Dataset records
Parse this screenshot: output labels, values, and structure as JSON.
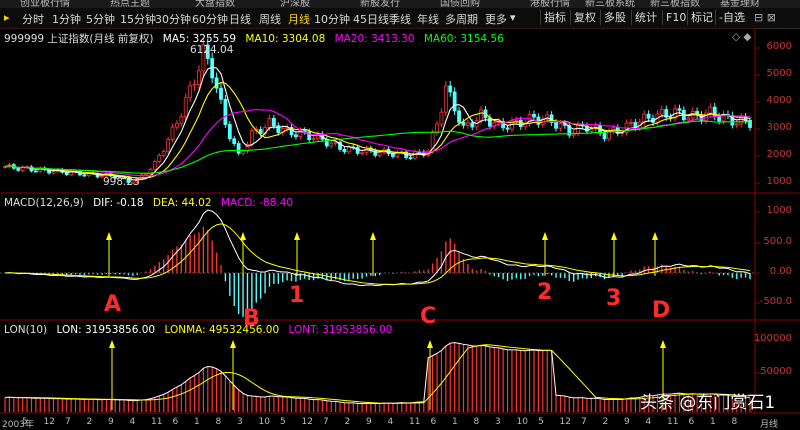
{
  "top_strip": [
    "创业板行情",
    "热点主题",
    "大盘指数",
    "沪深股",
    "新股发行",
    "国债回购",
    "港股行情",
    "新三板系统",
    "新三板指数",
    "基金理财"
  ],
  "toolbar": {
    "periods": [
      "分时",
      "1分钟",
      "5分钟",
      "15分钟",
      "30分钟",
      "60分钟",
      "日线",
      "周线",
      "月线",
      "10分钟",
      "45日线",
      "季线",
      "年线",
      "多周期",
      "更多"
    ],
    "active_period": "月线",
    "right_buttons": [
      "指标",
      "复权",
      "多股",
      "统计",
      "F10",
      "标记",
      "-自选"
    ]
  },
  "main_panel": {
    "title": "999999 上证指数(月线 前复权)",
    "ma5": "MA5: 3255.59",
    "ma10": "MA10: 3304.08",
    "ma20": "MA20: 3413.30",
    "ma60": "MA60: 3154.56",
    "high_label": "6124.04",
    "low_label": "998.23",
    "yticks": [
      "6000",
      "5000",
      "4000",
      "3000",
      "2000",
      "1000"
    ]
  },
  "macd_panel": {
    "title": "MACD(12,26,9)",
    "dif": "DIF: -0.18",
    "dea": "DEA: 44.02",
    "macd": "MACD: -88.40",
    "yticks": [
      "1000",
      "500.0",
      "0.00",
      "-500.0"
    ]
  },
  "lon_panel": {
    "title": "LON(10)",
    "lon": "LON: 31953856.00",
    "lonma": "LONMA: 49532456.00",
    "lont": "LONT: 31953856.00",
    "yticks": [
      "100000",
      "50000"
    ]
  },
  "markers": [
    "A",
    "1",
    "B",
    "C",
    "2",
    "3",
    "D"
  ],
  "x_axis": [
    "2003年",
    "5",
    "12",
    "7",
    "2",
    "9",
    "4",
    "11",
    "6",
    "1",
    "8",
    "3",
    "10",
    "5",
    "12",
    "7",
    "2",
    "9",
    "4",
    "11",
    "6",
    "1",
    "8",
    "3",
    "10",
    "5",
    "12",
    "7",
    "2",
    "9",
    "4",
    "11",
    "6",
    "1",
    "8",
    "月线"
  ],
  "watermark": "头条 @东门赏石1",
  "colors": {
    "up": "#ff3232",
    "down": "#54ffff",
    "ma5": "#ffffff",
    "ma10": "#ffff00",
    "ma20": "#ff00ff",
    "ma60": "#00ff00",
    "axis": "#cc3333"
  }
}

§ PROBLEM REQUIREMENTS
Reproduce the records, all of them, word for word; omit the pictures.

§ TASK SOLUTION
Parse this screenshot: output labels, values, and structure as JSON.
{
  "top_strip": [
    "创业板行情",
    "热点主题",
    "大盘指数",
    "沪深股",
    "新股发行",
    "国债回购",
    "港股行情",
    "新三板系统",
    "新三板指数",
    "基金理财"
  ],
  "toolbar": {
    "periods": [
      "分时",
      "1分钟",
      "5分钟",
      "15分钟",
      "30分钟",
      "60分钟",
      "日线",
      "周线",
      "月线",
      "10分钟",
      "45日线",
      "季线",
      "年线",
      "多周期",
      "更多"
    ],
    "active_period": "月线",
    "right_buttons": [
      "指标",
      "复权",
      "多股",
      "统计",
      "F10",
      "标记",
      "-自选"
    ]
  },
  "main_panel": {
    "title": "999999 上证指数(月线 前复权)",
    "ma5": "MA5: 3255.59",
    "ma10": "MA10: 3304.08",
    "ma20": "MA20: 3413.30",
    "ma60": "MA60: 3154.56",
    "high_label": "6124.04",
    "low_label": "998.23",
    "yticks": [
      "6000",
      "5000",
      "4000",
      "3000",
      "2000",
      "1000"
    ]
  },
  "macd_panel": {
    "title": "MACD(12,26,9)",
    "dif": "DIF: -0.18",
    "dea": "DEA: 44.02",
    "macd": "MACD: -88.40",
    "yticks": [
      "1000",
      "500.0",
      "0.00",
      "-500.0"
    ]
  },
  "lon_panel": {
    "title": "LON(10)",
    "lon": "LON: 31953856.00",
    "lonma": "LONMA: 49532456.00",
    "lont": "LONT: 31953856.00",
    "yticks": [
      "100000",
      "50000"
    ]
  },
  "markers": [
    "A",
    "1",
    "B",
    "C",
    "2",
    "3",
    "D"
  ],
  "x_axis": [
    "2003年",
    "5",
    "12",
    "7",
    "2",
    "9",
    "4",
    "11",
    "6",
    "1",
    "8",
    "3",
    "10",
    "5",
    "12",
    "7",
    "2",
    "9",
    "4",
    "11",
    "6",
    "1",
    "8",
    "3",
    "10",
    "5",
    "12",
    "7",
    "2",
    "9",
    "4",
    "11",
    "6",
    "1",
    "8",
    "月线"
  ],
  "watermark": "头条 @东门赏石1",
  "colors": {
    "up": "#ff3232",
    "down": "#54ffff",
    "ma5": "#ffffff",
    "ma10": "#ffff00",
    "ma20": "#ff00ff",
    "ma60": "#00ff00",
    "axis": "#cc3333"
  }
}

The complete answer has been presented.